understood from the standpoint of the relevant attitudes and of our engagement with certain sorts of
judgments and evaluations and actions. Once this is understood, there are no epistemological
mysteries concerning our grasp and knowledge of values – no more than that of colors, given that
we are by nature endued of visual perception and of a sensibility to color. There is an internal
connection between our sensible or practical constitution and the features of the world we have
access to, the objective modes of presentations of reality (142-143).
IV. D. Wiggins, “A Sensible Subjectivism” (1991)
1. There is a Humean form of subjectivism, which hinges on projection and on the verdict of
authoritative judges.
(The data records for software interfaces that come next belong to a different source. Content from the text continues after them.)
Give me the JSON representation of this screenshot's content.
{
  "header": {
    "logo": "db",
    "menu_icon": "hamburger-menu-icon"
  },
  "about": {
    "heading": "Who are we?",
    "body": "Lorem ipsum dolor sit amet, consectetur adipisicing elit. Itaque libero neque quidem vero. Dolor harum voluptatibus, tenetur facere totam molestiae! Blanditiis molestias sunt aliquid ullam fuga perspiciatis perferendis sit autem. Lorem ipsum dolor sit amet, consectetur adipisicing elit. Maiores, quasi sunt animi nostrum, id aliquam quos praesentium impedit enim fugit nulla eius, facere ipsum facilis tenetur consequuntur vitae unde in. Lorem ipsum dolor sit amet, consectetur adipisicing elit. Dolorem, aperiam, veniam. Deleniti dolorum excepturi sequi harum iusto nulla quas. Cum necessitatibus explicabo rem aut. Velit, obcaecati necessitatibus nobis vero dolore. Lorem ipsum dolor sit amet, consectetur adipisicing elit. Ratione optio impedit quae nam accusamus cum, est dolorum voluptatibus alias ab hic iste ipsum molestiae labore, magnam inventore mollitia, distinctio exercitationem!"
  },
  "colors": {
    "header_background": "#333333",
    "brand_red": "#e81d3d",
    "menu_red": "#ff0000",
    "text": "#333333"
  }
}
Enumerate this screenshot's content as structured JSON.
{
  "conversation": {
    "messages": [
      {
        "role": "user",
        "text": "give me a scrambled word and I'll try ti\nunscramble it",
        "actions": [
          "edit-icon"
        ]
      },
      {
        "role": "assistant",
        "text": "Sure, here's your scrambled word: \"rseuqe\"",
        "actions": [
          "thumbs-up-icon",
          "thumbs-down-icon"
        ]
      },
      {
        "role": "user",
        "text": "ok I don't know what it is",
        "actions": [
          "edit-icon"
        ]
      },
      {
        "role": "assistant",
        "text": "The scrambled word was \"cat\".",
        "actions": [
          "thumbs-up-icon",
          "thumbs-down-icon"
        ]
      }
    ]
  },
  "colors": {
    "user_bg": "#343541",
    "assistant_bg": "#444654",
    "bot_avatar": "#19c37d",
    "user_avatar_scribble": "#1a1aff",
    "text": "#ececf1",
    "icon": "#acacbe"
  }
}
However, this form of subjectivism is questionable because it is modeled on
the sensorial apparatus and presupposes a homogeneous human nature (147-148)
2. A non-Humean subjectivism: the central concept is that of fitness by nature of certain
views and ways of acting. The viewpoint from which such fitnesses are to be recognized and
appreciated is internal to our practice of cognition and evaluation, it is a first-order one. There is no
reduction of valuing and values to anything external (149-150).
3. Perceptions and responses, properties and responses, are on this view mutually
determined – made the ones for the others. The crucial point is that our sensibilities and our
practices are at least to some degree systematic and susceptible to progress. We can move from
consideration of appropriate objects to that of appropriate responses and again to that of appropriate
objects- it is a virtuous circularity. This also makes disagreement possible and makes us move from
subjectivity to objectivity. (151-152)
4. We must both require and pursue agreement ion concepts or sense, not judgments, in our
practices. This is the key to our mutual criticizability and to the internal criticism and
reconstructions of our very practices – on the model of Neurath’s ship. In this way it is possible to
aim to a form of realist and cognitivist subjectivism (153-155).